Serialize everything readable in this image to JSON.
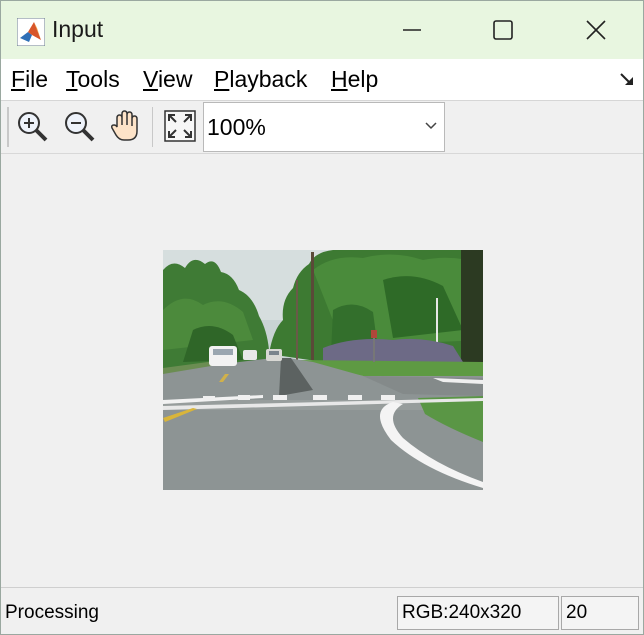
{
  "window": {
    "title": "Input"
  },
  "menu": {
    "file_pre": "",
    "file_key": "F",
    "file_post": "ile",
    "tools_pre": "",
    "tools_key": "T",
    "tools_post": "ools",
    "view_pre": "",
    "view_key": "V",
    "view_post": "iew",
    "playback_pre": "",
    "playback_key": "P",
    "playback_post": "layback",
    "help_pre": "",
    "help_key": "H",
    "help_post": "elp"
  },
  "toolbar": {
    "zoom_value": "100%",
    "icons": [
      "zoom-in-icon",
      "zoom-out-icon",
      "pan-hand-icon",
      "fit-to-view-icon"
    ]
  },
  "status": {
    "state": "Processing",
    "format": "RGB:240x320",
    "frame": "20"
  },
  "colors": {
    "titlebar": "#e8f6e0",
    "window_bg": "#f0f0f0",
    "menubar": "#ffffff"
  }
}
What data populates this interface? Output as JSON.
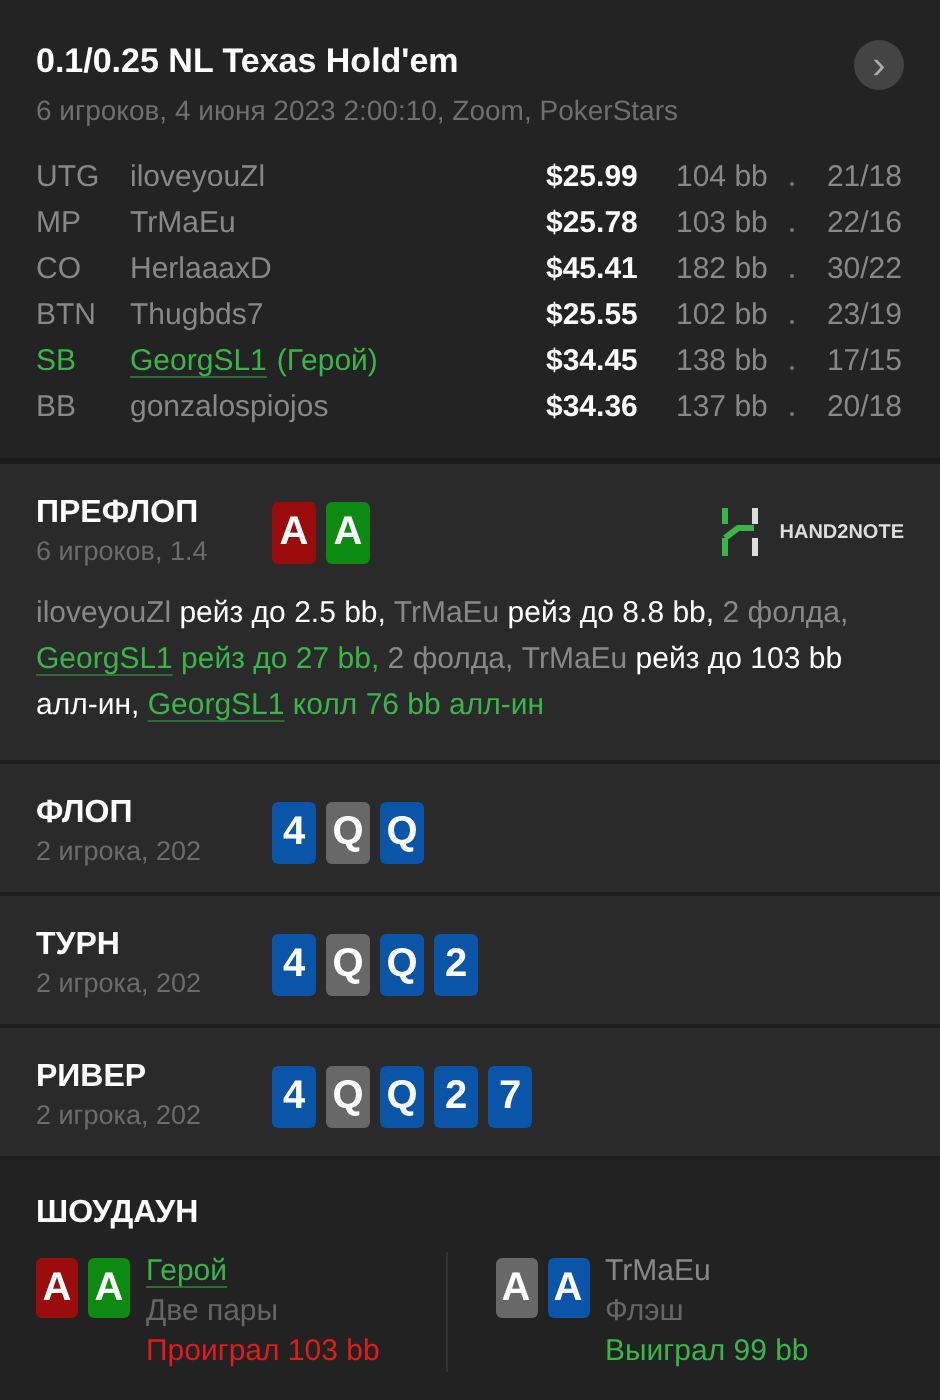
{
  "header": {
    "title": "0.1/0.25 NL Texas Hold'em",
    "subtitle": "6 игроков, 4 июня 2023 2:00:10, Zoom, PokerStars",
    "next_button": "›"
  },
  "players": [
    {
      "position": "UTG",
      "name": "iloveyouZl",
      "hero": false,
      "stack": "$25.99",
      "bb": "104 bb",
      "stats": "21/18"
    },
    {
      "position": "MP",
      "name": "TrMaEu",
      "hero": false,
      "stack": "$25.78",
      "bb": "103 bb",
      "stats": "22/16"
    },
    {
      "position": "CO",
      "name": "HerlaaaxD",
      "hero": false,
      "stack": "$45.41",
      "bb": "182 bb",
      "stats": "30/22"
    },
    {
      "position": "BTN",
      "name": "Thugbds7",
      "hero": false,
      "stack": "$25.55",
      "bb": "102 bb",
      "stats": "23/19"
    },
    {
      "position": "SB",
      "name": "GeorgSL1",
      "hero": true,
      "hero_label": "(Герой)",
      "stack": "$34.45",
      "bb": "138 bb",
      "stats": "17/15"
    },
    {
      "position": "BB",
      "name": "gonzalospiojos",
      "hero": false,
      "stack": "$34.36",
      "bb": "137 bb",
      "stats": "20/18"
    }
  ],
  "preflop": {
    "title": "ПРЕФЛОП",
    "subtitle": "6 игроков, 1.4",
    "cards": [
      {
        "rank": "A",
        "color": "#9a0b0b"
      },
      {
        "rank": "A",
        "color": "#0c8a12"
      }
    ],
    "logo": "HAND2NOTE",
    "actions": [
      {
        "kind": "name",
        "text": "iloveyouZl"
      },
      {
        "kind": "action",
        "text": " рейз до 2.5 bb,"
      },
      {
        "kind": "name",
        "text": " TrMaEu"
      },
      {
        "kind": "action",
        "text": " рейз до 8.8 bb,"
      },
      {
        "kind": "name",
        "text": " 2 фолда, "
      },
      {
        "kind": "hero",
        "text": "GeorgSL1"
      },
      {
        "kind": "hero_action",
        "text": " рейз до 27 bb,"
      },
      {
        "kind": "name",
        "text": " 2 фолда, TrMaEu"
      },
      {
        "kind": "action",
        "text": " рейз до 103 bb алл-ин, "
      },
      {
        "kind": "hero",
        "text": "GeorgSL1"
      },
      {
        "kind": "hero_action",
        "text": " колл 76 bb алл-ин"
      }
    ]
  },
  "streets": [
    {
      "title": "ФЛОП",
      "subtitle": "2 игрока, 202",
      "cards": [
        {
          "rank": "4",
          "color": "#0a55a8"
        },
        {
          "rank": "Q",
          "color": "#686868"
        },
        {
          "rank": "Q",
          "color": "#0a55a8"
        }
      ]
    },
    {
      "title": "ТУРН",
      "subtitle": "2 игрока, 202",
      "cards": [
        {
          "rank": "4",
          "color": "#0a55a8"
        },
        {
          "rank": "Q",
          "color": "#686868"
        },
        {
          "rank": "Q",
          "color": "#0a55a8"
        },
        {
          "rank": "2",
          "color": "#0a55a8"
        }
      ]
    },
    {
      "title": "РИВЕР",
      "subtitle": "2 игрока, 202",
      "cards": [
        {
          "rank": "4",
          "color": "#0a55a8"
        },
        {
          "rank": "Q",
          "color": "#686868"
        },
        {
          "rank": "Q",
          "color": "#0a55a8"
        },
        {
          "rank": "2",
          "color": "#0a55a8"
        },
        {
          "rank": "7",
          "color": "#0a55a8"
        }
      ]
    }
  ],
  "showdown": {
    "title": "ШОУДАУН",
    "hands": [
      {
        "name": "Герой",
        "hero": true,
        "hand": "Две пары",
        "result": "Проиграл 103 bb",
        "won": false,
        "cards": [
          {
            "rank": "A",
            "color": "#9a0b0b"
          },
          {
            "rank": "A",
            "color": "#0c8a12"
          }
        ]
      },
      {
        "name": "TrMaEu",
        "hero": false,
        "hand": "Флэш",
        "result": "Выиграл 99 bb",
        "won": true,
        "cards": [
          {
            "rank": "A",
            "color": "#686868"
          },
          {
            "rank": "A",
            "color": "#0a55a8"
          }
        ]
      }
    ]
  }
}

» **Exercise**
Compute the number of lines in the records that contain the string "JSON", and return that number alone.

» **Reply**
2